manufacture

Definition from Wiktionary, the free dictionary
Jump to navigation Jump to search
See also: manufacturé

English[edit]

English Wikipedia has an article on:
Wikipedia

Etymology[edit]

From Middle French manufacture, from Old French, from Medieval Latin manūfactūra (a making by hand), from manūfactus, a compound of manū factus, manū being ablative of manus (hand), and factus past participle of faciō (I do, make).

Compare manual, facture.

Pronunciation[edit]

  • (UK) IPA(key): /ˌmanjʊˈfaktʃə/, /ˌmanjəˈfaktʃə/, /ˌmanəˈfaktʃə/
    • (file)
  • (US) IPA(key): /ˌmænjuˈfækt͡ʃɚ/, /ˌmænjəˈfækt͡ʃɚ/, /ˌmænəˈfækt͡ʃɚ/
  • Hyphenation: man‧u‧fac‧ture
  • Rhymes: -æktʃə(ɹ)

Noun[edit]
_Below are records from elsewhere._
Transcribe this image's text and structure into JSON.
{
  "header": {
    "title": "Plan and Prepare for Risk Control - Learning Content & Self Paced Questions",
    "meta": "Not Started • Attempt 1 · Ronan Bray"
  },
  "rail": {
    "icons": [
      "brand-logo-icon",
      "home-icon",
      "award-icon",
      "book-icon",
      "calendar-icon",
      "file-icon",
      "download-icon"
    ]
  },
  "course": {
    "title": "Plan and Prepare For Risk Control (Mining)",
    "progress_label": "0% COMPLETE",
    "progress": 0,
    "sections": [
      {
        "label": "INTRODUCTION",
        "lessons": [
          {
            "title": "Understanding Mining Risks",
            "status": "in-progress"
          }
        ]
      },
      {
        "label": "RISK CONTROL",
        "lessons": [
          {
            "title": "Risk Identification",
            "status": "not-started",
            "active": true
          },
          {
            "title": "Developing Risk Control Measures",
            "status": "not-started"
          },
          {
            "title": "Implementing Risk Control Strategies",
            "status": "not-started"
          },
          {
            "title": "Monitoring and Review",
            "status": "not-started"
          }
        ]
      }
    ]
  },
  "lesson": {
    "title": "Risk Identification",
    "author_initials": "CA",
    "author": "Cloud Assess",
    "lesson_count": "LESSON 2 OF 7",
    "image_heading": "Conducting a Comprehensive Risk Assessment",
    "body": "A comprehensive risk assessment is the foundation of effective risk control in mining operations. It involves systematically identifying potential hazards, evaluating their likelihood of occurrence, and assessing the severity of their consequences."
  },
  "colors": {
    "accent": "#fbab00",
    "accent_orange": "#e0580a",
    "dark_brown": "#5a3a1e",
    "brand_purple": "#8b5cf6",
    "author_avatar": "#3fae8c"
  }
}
manufacture (plural manufactures)

  1. The action or process of making goods systematically or on a large scale.
    • 2009 April 3, Olivia Feld, “New gum could mean sticky end for mess”, in CNN.com[1]:
      After years of exporting the gum base to be used as an ingredient in the manufacture of regular chewing gum, the cooperative recently decided to start making its own gum using only chicle gum base and natural flavorings and sweeteners
  2. Anything made, formed or produced; product.
    • 1727, Jonathan Swift, A Short View of the State of Ireland
      The roads [are] crowded with carriers, laden with rich manufactures.
    • 1853, Newton's London Journal of Arts and Sciences (page 133)
      Thus, a patented manufacture should be either better in quality or cheaper in cost than that which it is intended to supplant.
  3. (figuratively) The process of such production; generation, creation.
  4. (horology) A watch manufacturer that makes its own parts, rather than assembling watches from parts obtained from other firms.

Derived terms[edit]

Related terms[edit]

Translations[edit]

Verb[edit]

manufacture (third-person singular simple present manufactures, present participle manufacturing, simple past and past participle manufactured)

  1. To make things, usually on a large scale, with tools and either physical labor or machinery.
    • 2008 July 23, Michael Brooks, “Comment: It's time for the Vatican to accept IVF”, in New Scientist[2]:
      Scientists are learning how to manufacture sperm and egg cells from other types of cell; others are developing "alternative" wombs
  2. (transitive) To work (raw or partly wrought materials) into suitable forms for use.
    to manufacture wool into blankets
  3. (derogatory) To fabricate; to create false evidence to support a point.
    • 2000 December 10, Daniel Zalewski, “The Misinformation Age”, in New York Times[3]:
      Digital technology has made it so easy to manufacture lies that it's become difficult to separate fact from fiction.

Related terms[edit]

Translations[edit]

The translations below need to be checked and inserted above into the appropriate translation tables. See instructions at Wiktionary:Entry layout § Translations.

References[edit]


French[edit]

Etymology[edit]

From Latin manu factura "making by hand"; from manus "hand" + factura "making", from facere "make".

Pronunciation[edit]

Noun[edit]

manufacture f (plural manufactures)

  1. factory

Further reading[edit]


Middle French[edit]

Alternative forms[edit]

Etymology[edit]

Italian manufactura, from Medieval Latin manufactura.

Noun[edit]

manufacture f (plural manufactures)

  1. creation; manufacture

References[edit]


Spanish[edit]

Verb[edit]

manufacture

  1. inflection of manufacturar:
    1. first-person singular present subjunctive
    2. third-person singular present subjunctive
    3. third-person singular imperative